--- EXTRACTED DATA ---
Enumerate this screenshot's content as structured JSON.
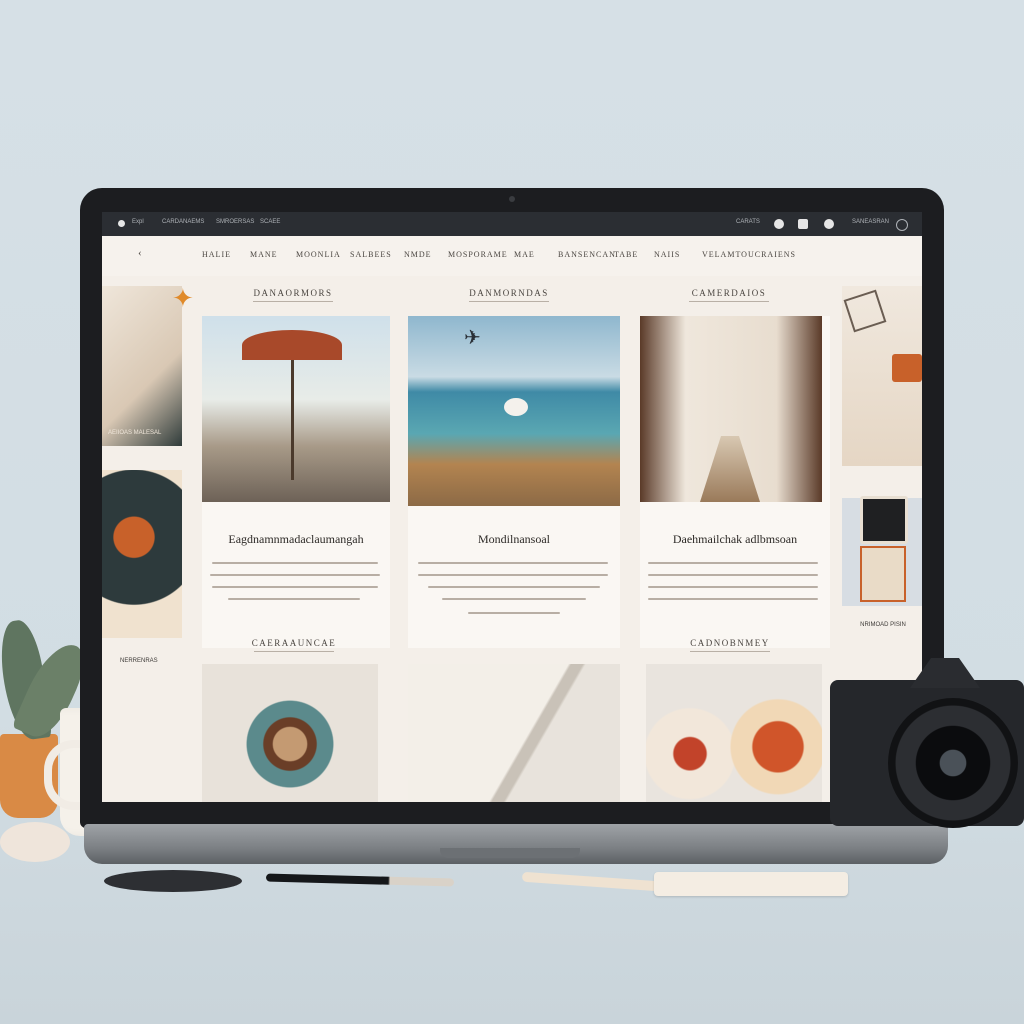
{
  "browser": {
    "tab_labels": [
      "Expl",
      "CARDANAEMS",
      "SMROERSAS",
      "SCAEE"
    ],
    "right_label": "CARATS",
    "account_label": "SANEASRAN"
  },
  "nav": {
    "items": [
      "HALIE",
      "MANE",
      "MOONLIA",
      "SALBEES",
      "NMDE",
      "MOSPORAME",
      "MAE",
      "BANSENCAN",
      "TABE",
      "NAIIS",
      "VELAMTOUCRAIENS"
    ]
  },
  "sections": {
    "left": "DANAORMORS",
    "center": "DANMORNDAS",
    "right": "CAMERDAIOS",
    "bottom_left": "CAERAAUNCAE",
    "bottom_right": "CADNOBNMEY"
  },
  "cards": [
    {
      "title": "Eagdnamnmadaclaumangah"
    },
    {
      "title": "Mondilnansoal"
    },
    {
      "title": "Daehmailchak adlbmsoan"
    }
  ],
  "sidebar": {
    "left_caption": "AEIIOAS MALESAL",
    "left_caption2": "NERRENRAS",
    "right_caption": "NRIMOAD PISIN"
  },
  "colors": {
    "accent": "#c8612a",
    "screen_bg": "#f4efe9",
    "chrome": "#2b2e33"
  }
}
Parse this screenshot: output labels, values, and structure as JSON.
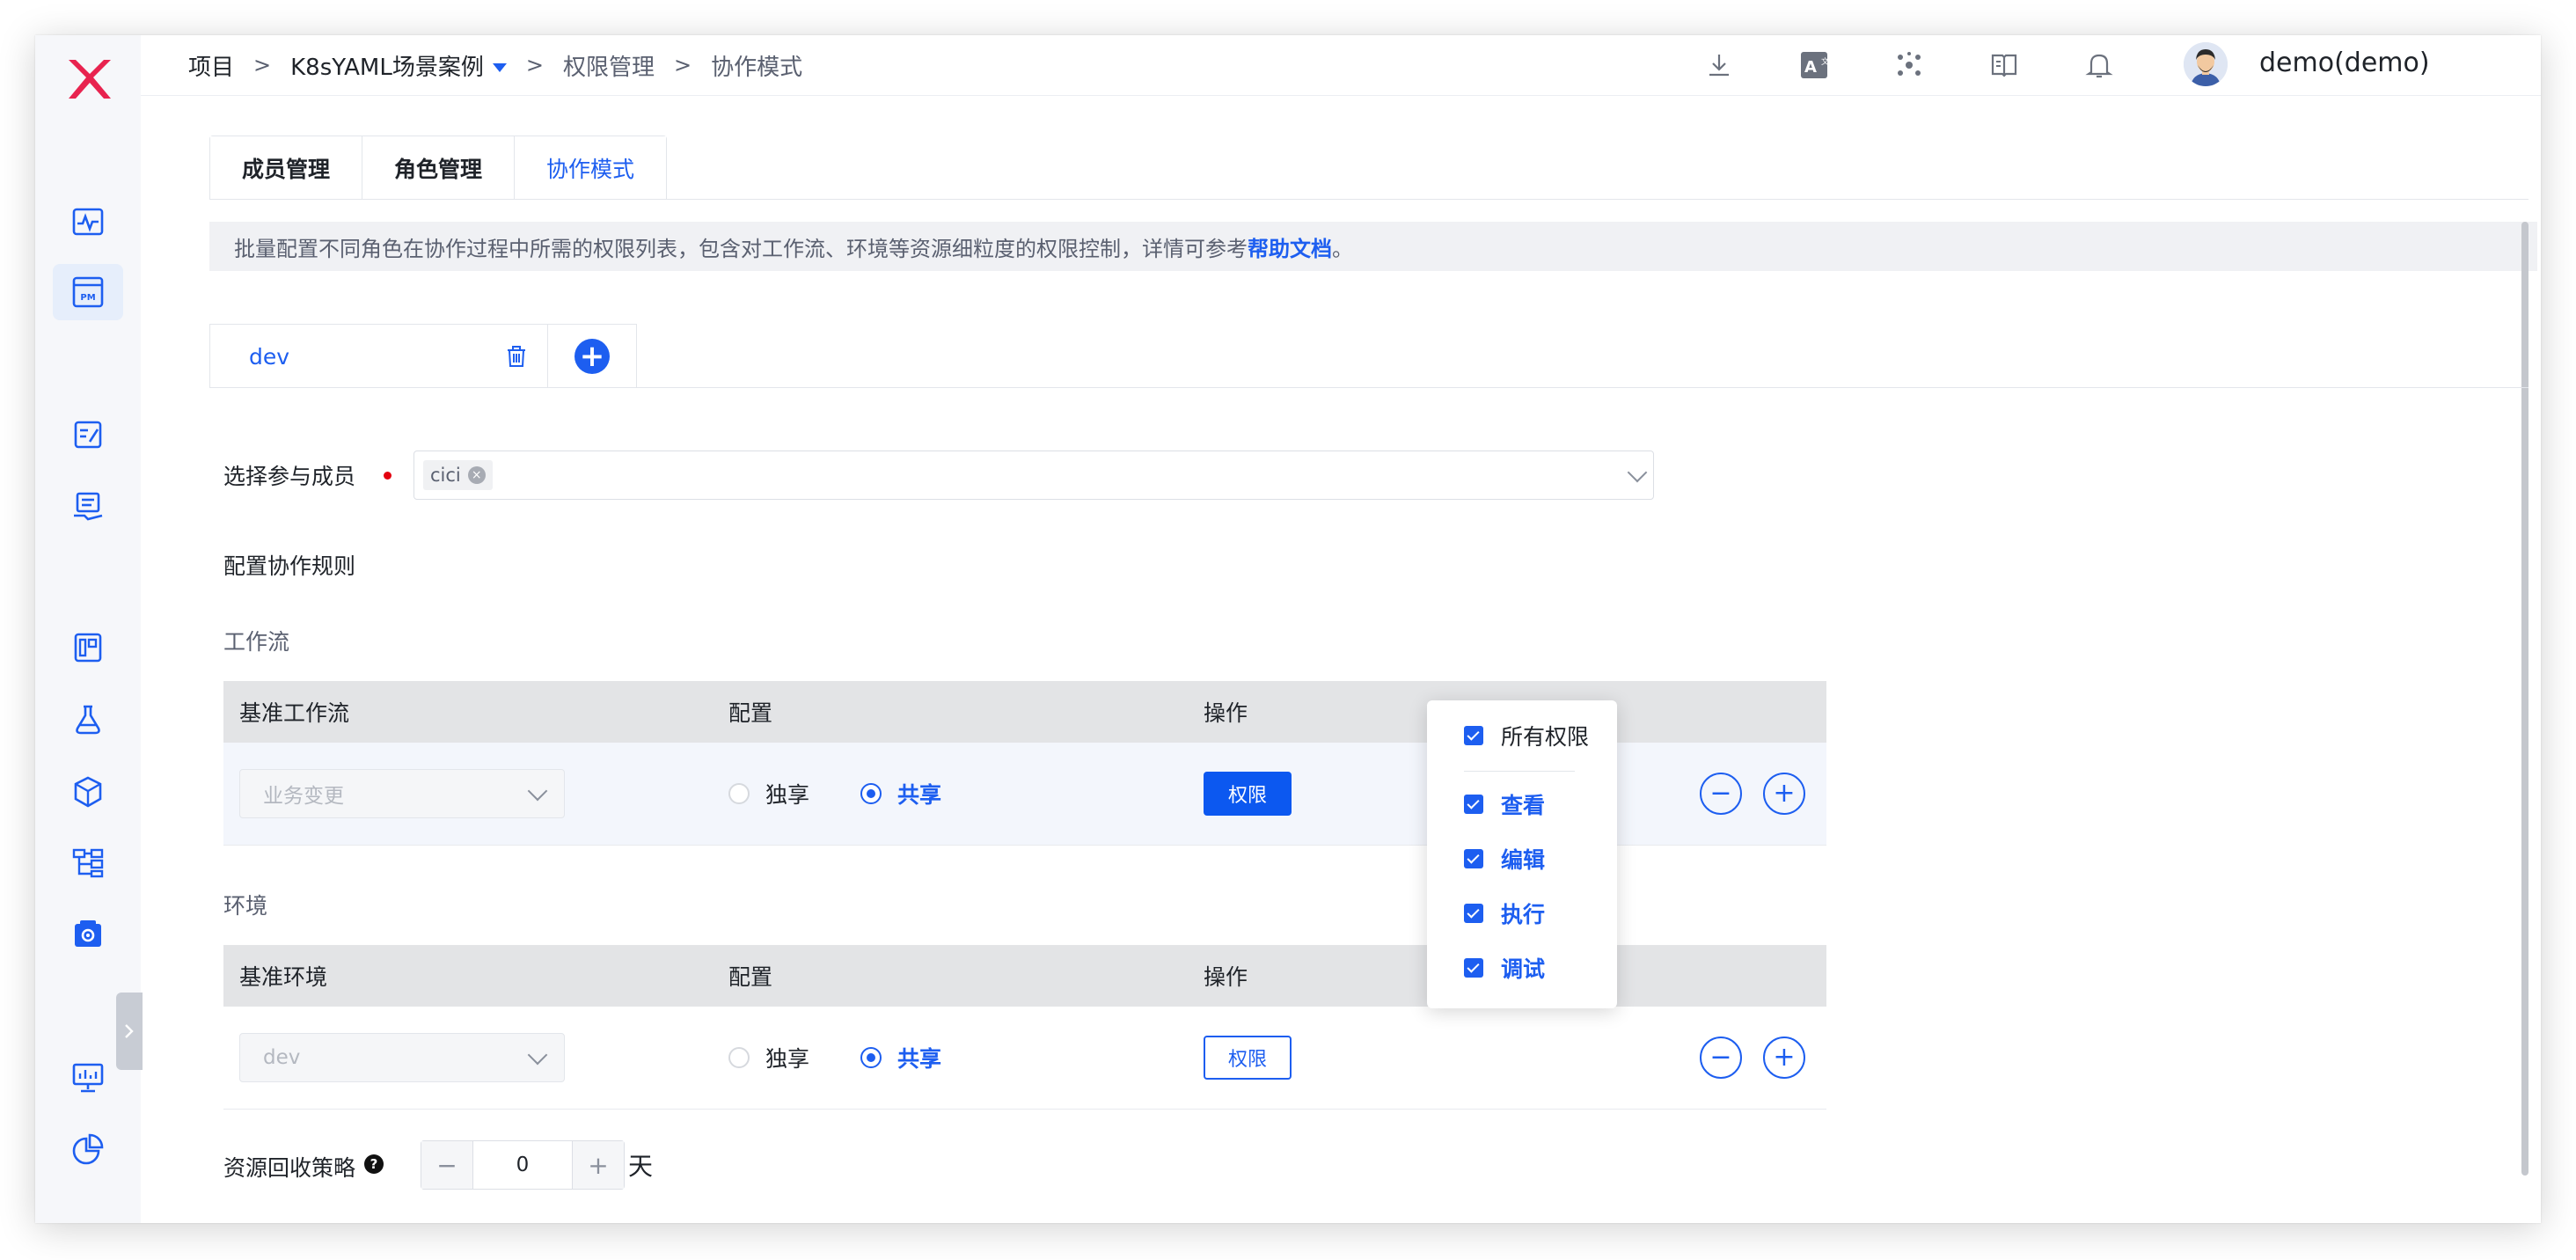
{
  "breadcrumb": {
    "root": "项目",
    "project": "K8sYAML场景案例",
    "section": "权限管理",
    "page": "协作模式",
    "sep": ">"
  },
  "user": {
    "name": "demo(demo)"
  },
  "tabs": [
    {
      "label": "成员管理"
    },
    {
      "label": "角色管理"
    },
    {
      "label": "协作模式"
    }
  ],
  "notice": {
    "text": "批量配置不同角色在协作过程中所需的权限列表，包含对工作流、环境等资源细粒度的权限控制，详情可参考 ",
    "link": "帮助文档",
    "suffix": "。"
  },
  "collab": {
    "name": "dev"
  },
  "members": {
    "label": "选择参与成员",
    "chips": [
      "cici"
    ]
  },
  "rules_title": "配置协作规则",
  "workflow": {
    "section_title": "工作流",
    "headers": [
      "基准工作流",
      "配置",
      "操作"
    ],
    "row": {
      "select": "业务变更",
      "exclusive": "独享",
      "shared": "共享",
      "perm_btn": "权限"
    }
  },
  "environment": {
    "section_title": "环境",
    "headers": [
      "基准环境",
      "配置",
      "操作"
    ],
    "row": {
      "select": "dev",
      "exclusive": "独享",
      "shared": "共享",
      "perm_btn": "权限"
    }
  },
  "popover": {
    "all": "所有权限",
    "items": [
      "查看",
      "编辑",
      "执行",
      "调试"
    ]
  },
  "recycle": {
    "label": "资源回收策略",
    "value": "0",
    "unit": "天",
    "minus": "−",
    "plus": "+"
  },
  "colors": {
    "accent": "#1d5ef0",
    "logo": "#e8234f",
    "required": "#e3000f"
  }
}
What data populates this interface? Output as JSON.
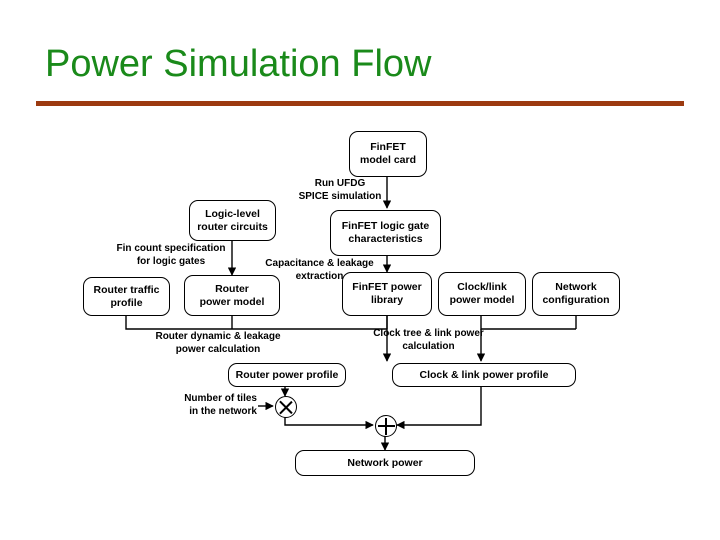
{
  "slide": {
    "title": "Power Simulation Flow",
    "accent_title_color": "#1a8a1a",
    "accent_rule_color": "#9c3a10"
  },
  "diagram": {
    "nodes": [
      {
        "id": "finfet-model-card",
        "label": "FinFET\nmodel card"
      },
      {
        "id": "logic-level-router-circuits",
        "label": "Logic-level\nrouter circuits"
      },
      {
        "id": "finfet-logic-gate-characteristics",
        "label": "FinFET logic gate\ncharacteristics"
      },
      {
        "id": "router-traffic-profile",
        "label": "Router traffic\nprofile"
      },
      {
        "id": "router-power-model",
        "label": "Router\npower model"
      },
      {
        "id": "finfet-power-library",
        "label": "FinFET power\nlibrary"
      },
      {
        "id": "clock-link-power-model",
        "label": "Clock/link\npower model"
      },
      {
        "id": "network-configuration",
        "label": "Network\nconfiguration"
      },
      {
        "id": "router-power-profile",
        "label": "Router power profile"
      },
      {
        "id": "clock-link-power-profile",
        "label": "Clock & link power profile"
      },
      {
        "id": "network-power",
        "label": "Network power"
      }
    ],
    "edge_labels": [
      {
        "id": "run-ufdg-spice-simulation",
        "label": "Run UFDG\nSPICE simulation"
      },
      {
        "id": "fin-count-specification",
        "label": "Fin count specification\nfor logic gates"
      },
      {
        "id": "capacitance-leakage-extraction",
        "label": "Capacitance & leakage\nextraction"
      },
      {
        "id": "router-dynamic-leakage-power-calculation",
        "label": "Router dynamic & leakage\npower calculation"
      },
      {
        "id": "clock-tree-link-power-calculation",
        "label": "Clock tree & link power\ncalculation"
      },
      {
        "id": "number-of-tiles",
        "label": "Number of tiles\nin the network"
      }
    ],
    "operators": [
      {
        "id": "multiply-node",
        "symbol": "x"
      },
      {
        "id": "sum-node",
        "symbol": "+"
      }
    ]
  }
}
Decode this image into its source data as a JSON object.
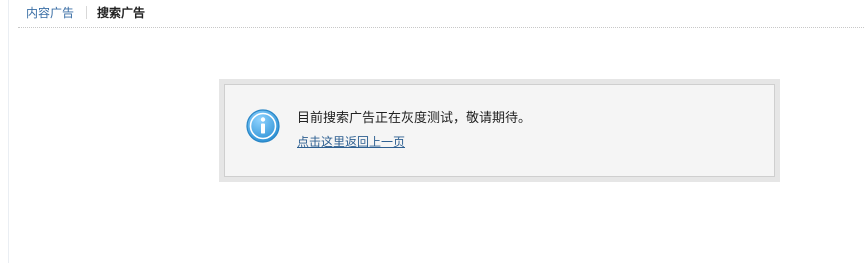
{
  "tabs": {
    "content_ads": "内容广告",
    "search_ads": "搜索广告"
  },
  "notice": {
    "icon": "info-icon",
    "message": "目前搜索广告正在灰度测试，敬请期待。",
    "back_link": "点击这里返回上一页"
  },
  "colors": {
    "link": "#2d5f91",
    "icon": "#3aa4e3",
    "notice_bg": "#f5f5f5",
    "notice_frame": "#e6e6e6"
  }
}
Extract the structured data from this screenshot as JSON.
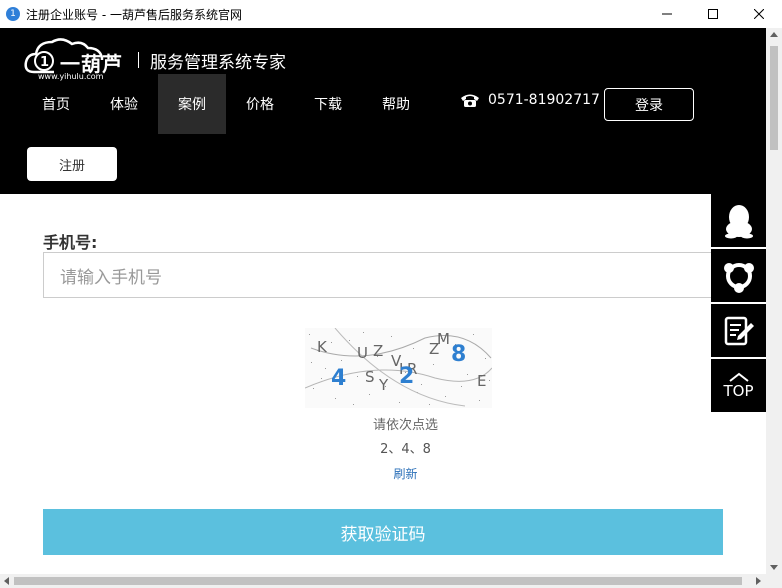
{
  "window": {
    "title": "注册企业账号 - 一葫芦售后服务系统官网",
    "app_icon_glyph": "1"
  },
  "header": {
    "logo_text": "一葫芦",
    "logo_url": "www.yihulu.com",
    "slogan": "服务管理系统专家",
    "nav": [
      {
        "label": "首页",
        "active": false
      },
      {
        "label": "体验",
        "active": false
      },
      {
        "label": "案例",
        "active": true
      },
      {
        "label": "价格",
        "active": false
      },
      {
        "label": "下载",
        "active": false
      },
      {
        "label": "帮助",
        "active": false
      }
    ],
    "phone": "0571-81902717",
    "login_label": "登录",
    "register_label": "注册"
  },
  "form": {
    "phone_label": "手机号:",
    "phone_placeholder": "请输入手机号",
    "captcha_hint": "请依次点选",
    "captcha_sequence": "2、4、8",
    "refresh_label": "刷新",
    "get_code_label": "获取验证码"
  },
  "captcha_chars": {
    "gray": [
      "K",
      "U",
      "Z",
      "V",
      "M",
      "Z",
      "I",
      "R",
      "S",
      "Y",
      "E"
    ],
    "blue": [
      "4",
      "2",
      "8"
    ]
  },
  "float_bar": {
    "top_label": "TOP"
  },
  "colors": {
    "header_bg": "#000000",
    "button_accent": "#5bc0de",
    "captcha_digit": "#2e7fd0",
    "link": "#2a6fb8"
  }
}
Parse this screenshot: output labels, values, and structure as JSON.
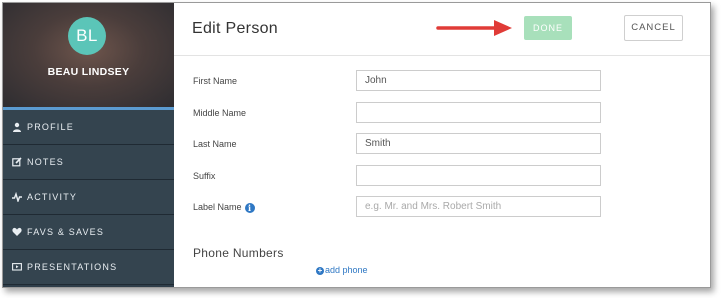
{
  "profile": {
    "initials": "BL",
    "name": "BEAU LINDSEY",
    "avatar_color": "#5bc5b8"
  },
  "sidebar": {
    "items": [
      {
        "label": "PROFILE",
        "icon": "user-icon"
      },
      {
        "label": "NOTES",
        "icon": "edit-icon"
      },
      {
        "label": "ACTIVITY",
        "icon": "activity-icon"
      },
      {
        "label": "FAVS & SAVES",
        "icon": "heart-icon"
      },
      {
        "label": "PRESENTATIONS",
        "icon": "presentation-icon"
      }
    ],
    "accent_color": "#5b9bd1"
  },
  "header": {
    "title": "Edit Person",
    "done_label": "DONE",
    "cancel_label": "CANCEL",
    "done_color": "#a8e0bb",
    "arrow_color": "#e03b37"
  },
  "form": {
    "first_name": {
      "label": "First Name",
      "value": "John",
      "placeholder": ""
    },
    "middle_name": {
      "label": "Middle Name",
      "value": "",
      "placeholder": ""
    },
    "last_name": {
      "label": "Last Name",
      "value": "Smith",
      "placeholder": ""
    },
    "suffix": {
      "label": "Suffix",
      "value": "",
      "placeholder": ""
    },
    "label_name": {
      "label": "Label Name",
      "value": "",
      "placeholder": "e.g. Mr. and Mrs. Robert Smith",
      "icon": "info-icon"
    }
  },
  "phone_section": {
    "title": "Phone Numbers",
    "add_label": "add phone"
  }
}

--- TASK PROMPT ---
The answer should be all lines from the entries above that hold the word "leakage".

--- YOUR SOLUTION ---
        "id": "capacitance-leakage-extraction",
        "label": "Capacitance & leakage\nextraction"
        "id": "router-dynamic-leakage-power-calculation",
        "label": "Router dynamic & leakage\npower calculation"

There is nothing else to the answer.